White explains alternative methods that could persuade the automotive industry to go green, such as using ethanol or other biofuels to power one’s car (332). However, while explaining these particular processes, he gives his own opinion on how well these changes will really affect the industry in the long run. The author adds that “technological change is best done incrementally” (332). This article focuses on how the gasoline engine is unlikely to be replaced by ethanol, hydrogen or electric powered engines anytime soon, contrary to what the media has everyone believing (333).For example, car companies are redesigning the electric car model to be more aerodynamic so the cars can fit smaller batteries in them but are still able to last a whole day’s driving. Refueling electric cars would simply involve plugging it into any electric outlet (334). White indicates pros and cons of alternative powered vehicles to inform the reader that the cons outweigh the pros even though they are possible ideas.
A Critique of “Why the Gasoline Engine Isn’t Going Away Essay Example
White claims that “an automotive revolution is coming-but it’s traveling in the slow lane” (332).The author implies that there is some hope; however, it may not be in close proximity. White starts by blaming the media for trying to make people believe that most vehicles are converting to engines that are better for the environment. White is pessimistically pointing out that something like this is not as plausible to happen in car companies as the media is attempting to reveal. The author also explains that car companies cannot just make changes like this instantly.White says that “to produce a new vehicle it takes three to five years” (332), but he neglects to prove this information with ethos. The author later defends the automakers by stating “that doesn’t mean auto makers and their technology suppliers aren’t serious about rethinking the status quo” (333), therefore, he could confuse the reader with mixed opinions (332-333).
Later, White explains how challenging it is to convert from gas engines to electric due to the expenses involved.The author claims that gasoline is cheaper than “many brands of bottled water” (333); however, he does not give proper ethos for his poorly stated logos. Not supporting his logic takes away from the strength of his article as a whole, making his assumptions unconvincing. The author says that our advances in technology allow one to use hydrogen as a fuel. White then follows up with how there are only 1,000 natural-gas fueling stations in the country without supporting ethos (333). In conclusion, the author opposes every idea mentioned in the article.This proves that his negative attitude could affect the way the reader views his points.

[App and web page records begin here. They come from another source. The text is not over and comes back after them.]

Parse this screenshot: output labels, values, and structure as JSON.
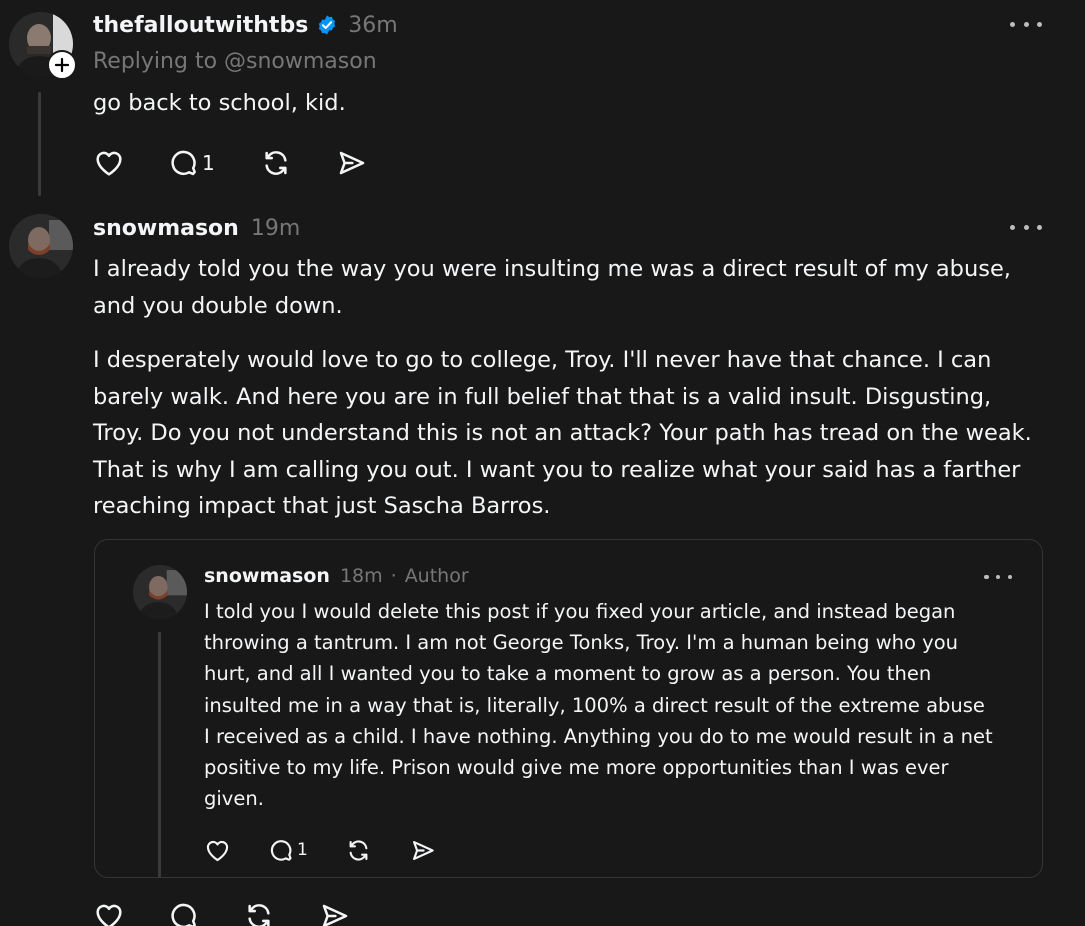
{
  "post1": {
    "username": "thefalloutwithtbs",
    "time": "36m",
    "replying": "Replying to @snowmason",
    "text": "go back to school, kid.",
    "reply_count": "1"
  },
  "post2": {
    "username": "snowmason",
    "time": "19m",
    "paragraph1": "I already told you the way you were insulting me was a direct result of my abuse, and you double down.",
    "paragraph2": "I desperately would love to go to college, Troy. I'll never have that chance. I can barely walk. And here you are in full belief that that is a valid insult. Disgusting, Troy. Do you not understand this is not an attack? Your path has tread on the weak. That is why I am calling you out. I want you to realize what your said has a farther reaching impact that just Sascha Barros."
  },
  "quoted": {
    "username": "snowmason",
    "time": "18m",
    "separator": "·",
    "author_badge": "Author",
    "text": "I told you I would delete this post if you fixed your article, and instead began throwing a tantrum. I am not George Tonks, Troy. I'm a human being who you hurt, and all I wanted you to take a moment to grow as a person. You then insulted me in a way that is, literally, 100% a direct result of the extreme abuse I received as a child. I have nothing. Anything you do to me would result in a net positive to my life. Prison would give me more opportunities than I was ever given.",
    "reply_count": "1"
  },
  "icons": {
    "verified": "verified-badge-icon",
    "like": "heart-icon",
    "reply": "comment-icon",
    "repost": "repost-icon",
    "share": "send-icon",
    "more": "more-dots-icon",
    "follow": "plus-icon"
  },
  "colors": {
    "background": "#181818",
    "text": "#f3f5f7",
    "muted": "#777777",
    "verified": "#0095f6"
  }
}
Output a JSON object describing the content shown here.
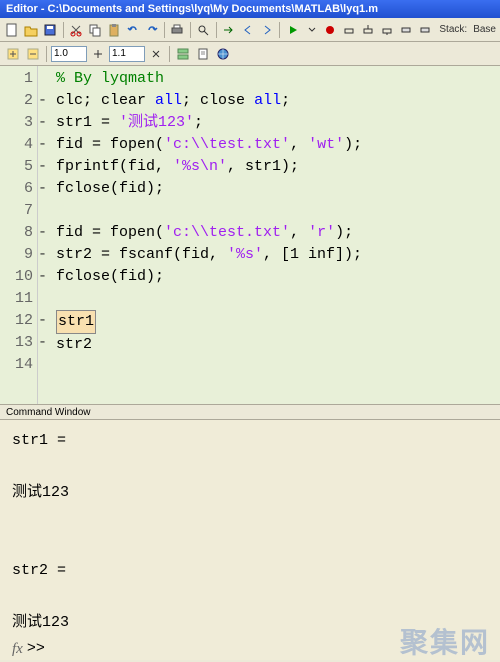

White’s explanation of the pros and cons contradict his opinions shown in the article. In regard to the author presenting this article with facts, he failed to support them with any credibility. Thus, his assumptions are weak which make his claim unreliable. Work Cited White, Joseph B. “Why the Gasoline Engine Isn’t Going Away Any Time Soon. ” Writing and Reading Across the Curriculum. Laurence Behrens and Leonard J.
Rosen. Boston: Longman, 2011. Print.